▶ ACTIVITY:
Type out the full set of entries again, unchanged.

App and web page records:
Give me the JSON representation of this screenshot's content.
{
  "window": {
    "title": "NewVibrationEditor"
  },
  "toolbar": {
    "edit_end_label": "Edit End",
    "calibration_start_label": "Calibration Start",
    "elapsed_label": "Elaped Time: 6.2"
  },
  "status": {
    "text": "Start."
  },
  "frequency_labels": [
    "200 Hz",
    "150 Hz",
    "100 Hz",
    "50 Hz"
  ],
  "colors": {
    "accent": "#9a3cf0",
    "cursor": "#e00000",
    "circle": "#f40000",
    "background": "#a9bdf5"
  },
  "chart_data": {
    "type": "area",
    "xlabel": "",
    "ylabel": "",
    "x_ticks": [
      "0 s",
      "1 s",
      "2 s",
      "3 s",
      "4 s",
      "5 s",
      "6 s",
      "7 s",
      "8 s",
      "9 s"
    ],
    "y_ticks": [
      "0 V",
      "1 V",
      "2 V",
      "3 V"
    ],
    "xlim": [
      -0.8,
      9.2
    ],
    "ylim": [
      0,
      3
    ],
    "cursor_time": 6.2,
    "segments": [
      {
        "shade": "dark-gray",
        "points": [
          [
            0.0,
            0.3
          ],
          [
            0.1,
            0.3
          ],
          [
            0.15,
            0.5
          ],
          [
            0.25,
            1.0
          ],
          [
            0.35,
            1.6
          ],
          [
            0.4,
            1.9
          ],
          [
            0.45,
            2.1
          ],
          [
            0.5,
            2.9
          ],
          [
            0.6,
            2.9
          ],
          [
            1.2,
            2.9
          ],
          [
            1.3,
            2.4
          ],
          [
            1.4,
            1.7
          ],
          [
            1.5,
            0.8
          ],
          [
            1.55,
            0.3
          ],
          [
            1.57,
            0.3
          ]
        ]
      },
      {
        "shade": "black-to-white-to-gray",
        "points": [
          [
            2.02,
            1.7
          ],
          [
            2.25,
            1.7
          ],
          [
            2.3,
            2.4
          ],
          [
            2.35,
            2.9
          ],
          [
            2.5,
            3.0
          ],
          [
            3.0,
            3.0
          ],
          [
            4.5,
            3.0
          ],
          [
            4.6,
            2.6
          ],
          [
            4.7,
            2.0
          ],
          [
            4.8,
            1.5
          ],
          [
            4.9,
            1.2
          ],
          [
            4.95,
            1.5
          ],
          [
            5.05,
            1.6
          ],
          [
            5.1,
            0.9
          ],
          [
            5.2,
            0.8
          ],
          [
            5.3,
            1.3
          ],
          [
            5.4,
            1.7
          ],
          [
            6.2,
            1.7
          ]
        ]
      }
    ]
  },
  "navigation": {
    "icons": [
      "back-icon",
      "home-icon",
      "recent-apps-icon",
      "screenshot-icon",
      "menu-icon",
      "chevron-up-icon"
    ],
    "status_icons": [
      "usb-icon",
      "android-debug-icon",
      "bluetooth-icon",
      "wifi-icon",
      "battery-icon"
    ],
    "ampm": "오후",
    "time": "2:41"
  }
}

▶ FINISHED TASK:
Give me the JSON representation of this screenshot's content.
{
  "window": {
    "title": "NewVibrationEditor"
  },
  "toolbar": {
    "edit_end_label": "Edit End",
    "calibration_start_label": "Calibration Start",
    "elapsed_label": "Elaped Time: 6.2"
  },
  "status": {
    "text": "Start."
  },
  "frequency_labels": [
    "200 Hz",
    "150 Hz",
    "100 Hz",
    "50 Hz"
  ],
  "colors": {
    "accent": "#9a3cf0",
    "cursor": "#e00000",
    "circle": "#f40000",
    "background": "#a9bdf5"
  },
  "chart_data": {
    "type": "area",
    "xlabel": "",
    "ylabel": "",
    "x_ticks": [
      "0 s",
      "1 s",
      "2 s",
      "3 s",
      "4 s",
      "5 s",
      "6 s",
      "7 s",
      "8 s",
      "9 s"
    ],
    "y_ticks": [
      "0 V",
      "1 V",
      "2 V",
      "3 V"
    ],
    "xlim": [
      -0.8,
      9.2
    ],
    "ylim": [
      0,
      3
    ],
    "cursor_time": 6.2,
    "segments": [
      {
        "shade": "dark-gray",
        "points": [
          [
            0.0,
            0.3
          ],
          [
            0.1,
            0.3
          ],
          [
            0.15,
            0.5
          ],
          [
            0.25,
            1.0
          ],
          [
            0.35,
            1.6
          ],
          [
            0.4,
            1.9
          ],
          [
            0.45,
            2.1
          ],
          [
            0.5,
            2.9
          ],
          [
            0.6,
            2.9
          ],
          [
            1.2,
            2.9
          ],
          [
            1.3,
            2.4
          ],
          [
            1.4,
            1.7
          ],
          [
            1.5,
            0.8
          ],
          [
            1.55,
            0.3
          ],
          [
            1.57,
            0.3
          ]
        ]
      },
      {
        "shade": "black-to-white-to-gray",
        "points": [
          [
            2.02,
            1.7
          ],
          [
            2.25,
            1.7
          ],
          [
            2.3,
            2.4
          ],
          [
            2.35,
            2.9
          ],
          [
            2.5,
            3.0
          ],
          [
            3.0,
            3.0
          ],
          [
            4.5,
            3.0
          ],
          [
            4.6,
            2.6
          ],
          [
            4.7,
            2.0
          ],
          [
            4.8,
            1.5
          ],
          [
            4.9,
            1.2
          ],
          [
            4.95,
            1.5
          ],
          [
            5.05,
            1.6
          ],
          [
            5.1,
            0.9
          ],
          [
            5.2,
            0.8
          ],
          [
            5.3,
            1.3
          ],
          [
            5.4,
            1.7
          ],
          [
            6.2,
            1.7
          ]
        ]
      }
    ]
  },
  "navigation": {
    "icons": [
      "back-icon",
      "home-icon",
      "recent-apps-icon",
      "screenshot-icon",
      "menu-icon",
      "chevron-up-icon"
    ],
    "status_icons": [
      "usb-icon",
      "android-debug-icon",
      "bluetooth-icon",
      "wifi-icon",
      "battery-icon"
    ],
    "ampm": "오후",
    "time": "2:41"
  }
}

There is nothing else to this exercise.